• **What you need to do**
What you return must match the records below exactly, down to each character.

============================================================

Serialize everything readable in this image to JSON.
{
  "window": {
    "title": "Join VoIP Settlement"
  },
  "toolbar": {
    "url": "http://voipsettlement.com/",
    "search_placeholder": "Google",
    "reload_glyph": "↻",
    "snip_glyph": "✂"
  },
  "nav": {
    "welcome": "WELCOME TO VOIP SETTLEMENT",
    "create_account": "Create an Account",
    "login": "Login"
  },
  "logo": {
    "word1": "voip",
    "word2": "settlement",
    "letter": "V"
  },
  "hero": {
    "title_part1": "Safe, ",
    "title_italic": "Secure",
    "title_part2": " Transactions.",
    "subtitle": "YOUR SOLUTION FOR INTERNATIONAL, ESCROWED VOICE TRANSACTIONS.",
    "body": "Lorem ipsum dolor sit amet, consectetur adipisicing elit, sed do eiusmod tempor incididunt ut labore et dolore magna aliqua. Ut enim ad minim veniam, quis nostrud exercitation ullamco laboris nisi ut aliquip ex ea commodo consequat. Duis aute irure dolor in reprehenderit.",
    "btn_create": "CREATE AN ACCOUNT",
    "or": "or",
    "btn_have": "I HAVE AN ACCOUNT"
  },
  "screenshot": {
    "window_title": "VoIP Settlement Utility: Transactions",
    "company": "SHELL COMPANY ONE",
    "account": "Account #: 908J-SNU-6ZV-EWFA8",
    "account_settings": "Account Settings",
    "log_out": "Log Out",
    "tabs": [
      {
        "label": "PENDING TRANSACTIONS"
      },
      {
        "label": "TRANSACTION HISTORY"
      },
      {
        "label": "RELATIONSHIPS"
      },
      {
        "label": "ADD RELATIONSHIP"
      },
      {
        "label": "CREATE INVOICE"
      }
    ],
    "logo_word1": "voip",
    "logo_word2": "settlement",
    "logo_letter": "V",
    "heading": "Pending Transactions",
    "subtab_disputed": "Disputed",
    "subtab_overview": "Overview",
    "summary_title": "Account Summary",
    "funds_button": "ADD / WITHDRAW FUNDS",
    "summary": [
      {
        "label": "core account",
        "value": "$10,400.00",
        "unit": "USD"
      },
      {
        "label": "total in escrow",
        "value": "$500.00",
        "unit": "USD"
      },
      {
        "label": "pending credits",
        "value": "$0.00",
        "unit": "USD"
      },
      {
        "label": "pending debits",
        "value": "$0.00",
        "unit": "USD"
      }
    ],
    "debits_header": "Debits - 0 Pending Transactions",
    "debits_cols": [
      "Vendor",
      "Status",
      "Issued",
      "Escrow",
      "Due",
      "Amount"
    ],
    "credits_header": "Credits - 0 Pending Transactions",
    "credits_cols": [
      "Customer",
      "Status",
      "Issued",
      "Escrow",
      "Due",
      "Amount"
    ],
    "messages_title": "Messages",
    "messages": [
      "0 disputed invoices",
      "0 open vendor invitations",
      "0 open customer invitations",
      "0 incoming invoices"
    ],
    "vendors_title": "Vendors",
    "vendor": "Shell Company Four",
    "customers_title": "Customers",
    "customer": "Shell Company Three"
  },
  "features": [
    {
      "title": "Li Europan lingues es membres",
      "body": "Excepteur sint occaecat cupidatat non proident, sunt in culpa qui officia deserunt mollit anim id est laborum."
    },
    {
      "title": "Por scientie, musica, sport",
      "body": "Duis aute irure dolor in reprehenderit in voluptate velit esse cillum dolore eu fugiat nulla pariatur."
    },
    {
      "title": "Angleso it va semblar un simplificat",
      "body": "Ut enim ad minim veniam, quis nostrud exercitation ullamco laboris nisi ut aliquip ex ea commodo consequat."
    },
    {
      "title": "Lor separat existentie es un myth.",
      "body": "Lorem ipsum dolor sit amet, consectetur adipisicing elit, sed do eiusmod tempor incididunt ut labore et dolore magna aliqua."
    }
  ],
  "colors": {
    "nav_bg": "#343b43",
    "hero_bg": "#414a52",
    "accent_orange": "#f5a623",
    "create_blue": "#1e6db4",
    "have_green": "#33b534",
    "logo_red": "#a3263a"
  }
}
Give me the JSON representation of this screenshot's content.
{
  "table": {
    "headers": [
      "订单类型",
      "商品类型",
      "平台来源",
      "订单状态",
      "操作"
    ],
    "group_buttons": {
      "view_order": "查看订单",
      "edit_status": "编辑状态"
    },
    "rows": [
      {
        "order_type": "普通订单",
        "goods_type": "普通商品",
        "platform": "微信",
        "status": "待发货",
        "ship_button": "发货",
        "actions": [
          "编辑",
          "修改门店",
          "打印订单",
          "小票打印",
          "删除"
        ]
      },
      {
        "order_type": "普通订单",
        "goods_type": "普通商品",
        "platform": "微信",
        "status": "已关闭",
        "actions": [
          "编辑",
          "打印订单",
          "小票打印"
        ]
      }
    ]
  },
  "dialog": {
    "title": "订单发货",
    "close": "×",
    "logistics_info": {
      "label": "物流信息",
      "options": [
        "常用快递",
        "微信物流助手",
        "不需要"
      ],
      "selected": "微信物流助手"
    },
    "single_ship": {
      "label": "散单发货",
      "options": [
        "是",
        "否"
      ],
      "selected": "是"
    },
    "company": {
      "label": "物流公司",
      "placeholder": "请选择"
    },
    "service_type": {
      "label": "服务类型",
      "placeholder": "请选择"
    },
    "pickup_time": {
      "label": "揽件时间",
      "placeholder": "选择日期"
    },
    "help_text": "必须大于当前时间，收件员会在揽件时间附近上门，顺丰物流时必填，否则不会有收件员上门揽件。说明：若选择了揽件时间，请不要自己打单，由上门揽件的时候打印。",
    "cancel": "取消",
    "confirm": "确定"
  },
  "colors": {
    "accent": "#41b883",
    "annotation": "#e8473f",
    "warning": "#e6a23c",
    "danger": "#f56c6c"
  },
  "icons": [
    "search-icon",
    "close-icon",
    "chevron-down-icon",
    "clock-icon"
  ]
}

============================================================

• **Result of this task**
Serialize everything readable in this image to JSON.
{
  "window": {
    "title": "Join VoIP Settlement"
  },
  "toolbar": {
    "url": "http://voipsettlement.com/",
    "search_placeholder": "Google",
    "reload_glyph": "↻",
    "snip_glyph": "✂"
  },
  "nav": {
    "welcome": "WELCOME TO VOIP SETTLEMENT",
    "create_account": "Create an Account",
    "login": "Login"
  },
  "logo": {
    "word1": "voip",
    "word2": "settlement",
    "letter": "V"
  },
  "hero": {
    "title_part1": "Safe, ",
    "title_italic": "Secure",
    "title_part2": " Transactions.",
    "subtitle": "YOUR SOLUTION FOR INTERNATIONAL, ESCROWED VOICE TRANSACTIONS.",
    "body": "Lorem ipsum dolor sit amet, consectetur adipisicing elit, sed do eiusmod tempor incididunt ut labore et dolore magna aliqua. Ut enim ad minim veniam, quis nostrud exercitation ullamco laboris nisi ut aliquip ex ea commodo consequat. Duis aute irure dolor in reprehenderit.",
    "btn_create": "CREATE AN ACCOUNT",
    "or": "or",
    "btn_have": "I HAVE AN ACCOUNT"
  },
  "screenshot": {
    "window_title": "VoIP Settlement Utility: Transactions",
    "company": "SHELL COMPANY ONE",
    "account": "Account #: 908J-SNU-6ZV-EWFA8",
    "account_settings": "Account Settings",
    "log_out": "Log Out",
    "tabs": [
      {
        "label": "PENDING TRANSACTIONS"
      },
      {
        "label": "TRANSACTION HISTORY"
      },
      {
        "label": "RELATIONSHIPS"
      },
      {
        "label": "ADD RELATIONSHIP"
      },
      {
        "label": "CREATE INVOICE"
      }
    ],
    "logo_word1": "voip",
    "logo_word2": "settlement",
    "logo_letter": "V",
    "heading": "Pending Transactions",
    "subtab_disputed": "Disputed",
    "subtab_overview": "Overview",
    "summary_title": "Account Summary",
    "funds_button": "ADD / WITHDRAW FUNDS",
    "summary": [
      {
        "label": "core account",
        "value": "$10,400.00",
        "unit": "USD"
      },
      {
        "label": "total in escrow",
        "value": "$500.00",
        "unit": "USD"
      },
      {
        "label": "pending credits",
        "value": "$0.00",
        "unit": "USD"
      },
      {
        "label": "pending debits",
        "value": "$0.00",
        "unit": "USD"
      }
    ],
    "debits_header": "Debits - 0 Pending Transactions",
    "debits_cols": [
      "Vendor",
      "Status",
      "Issued",
      "Escrow",
      "Due",
      "Amount"
    ],
    "credits_header": "Credits - 0 Pending Transactions",
    "credits_cols": [
      "Customer",
      "Status",
      "Issued",
      "Escrow",
      "Due",
      "Amount"
    ],
    "messages_title": "Messages",
    "messages": [
      "0 disputed invoices",
      "0 open vendor invitations",
      "0 open customer invitations",
      "0 incoming invoices"
    ],
    "vendors_title": "Vendors",
    "vendor": "Shell Company Four",
    "customers_title": "Customers",
    "customer": "Shell Company Three"
  },
  "features": [
    {
      "title": "Li Europan lingues es membres",
      "body": "Excepteur sint occaecat cupidatat non proident, sunt in culpa qui officia deserunt mollit anim id est laborum."
    },
    {
      "title": "Por scientie, musica, sport",
      "body": "Duis aute irure dolor in reprehenderit in voluptate velit esse cillum dolore eu fugiat nulla pariatur."
    },
    {
      "title": "Angleso it va semblar un simplificat",
      "body": "Ut enim ad minim veniam, quis nostrud exercitation ullamco laboris nisi ut aliquip ex ea commodo consequat."
    },
    {
      "title": "Lor separat existentie es un myth.",
      "body": "Lorem ipsum dolor sit amet, consectetur adipisicing elit, sed do eiusmod tempor incididunt ut labore et dolore magna aliqua."
    }
  ],
  "colors": {
    "nav_bg": "#343b43",
    "hero_bg": "#414a52",
    "accent_orange": "#f5a623",
    "create_blue": "#1e6db4",
    "have_green": "#33b534",
    "logo_red": "#a3263a"
  }
}
Give me the JSON representation of this screenshot's content.
{
  "table": {
    "headers": [
      "订单类型",
      "商品类型",
      "平台来源",
      "订单状态",
      "操作"
    ],
    "group_buttons": {
      "view_order": "查看订单",
      "edit_status": "编辑状态"
    },
    "rows": [
      {
        "order_type": "普通订单",
        "goods_type": "普通商品",
        "platform": "微信",
        "status": "待发货",
        "ship_button": "发货",
        "actions": [
          "编辑",
          "修改门店",
          "打印订单",
          "小票打印",
          "删除"
        ]
      },
      {
        "order_type": "普通订单",
        "goods_type": "普通商品",
        "platform": "微信",
        "status": "已关闭",
        "actions": [
          "编辑",
          "打印订单",
          "小票打印"
        ]
      }
    ]
  },
  "dialog": {
    "title": "订单发货",
    "close": "×",
    "logistics_info": {
      "label": "物流信息",
      "options": [
        "常用快递",
        "微信物流助手",
        "不需要"
      ],
      "selected": "微信物流助手"
    },
    "single_ship": {
      "label": "散单发货",
      "options": [
        "是",
        "否"
      ],
      "selected": "是"
    },
    "company": {
      "label": "物流公司",
      "placeholder": "请选择"
    },
    "service_type": {
      "label": "服务类型",
      "placeholder": "请选择"
    },
    "pickup_time": {
      "label": "揽件时间",
      "placeholder": "选择日期"
    },
    "help_text": "必须大于当前时间，收件员会在揽件时间附近上门，顺丰物流时必填，否则不会有收件员上门揽件。说明：若选择了揽件时间，请不要自己打单，由上门揽件的时候打印。",
    "cancel": "取消",
    "confirm": "确定"
  },
  "colors": {
    "accent": "#41b883",
    "annotation": "#e8473f",
    "warning": "#e6a23c",
    "danger": "#f56c6c"
  },
  "icons": [
    "search-icon",
    "close-icon",
    "chevron-down-icon",
    "clock-icon"
  ]
}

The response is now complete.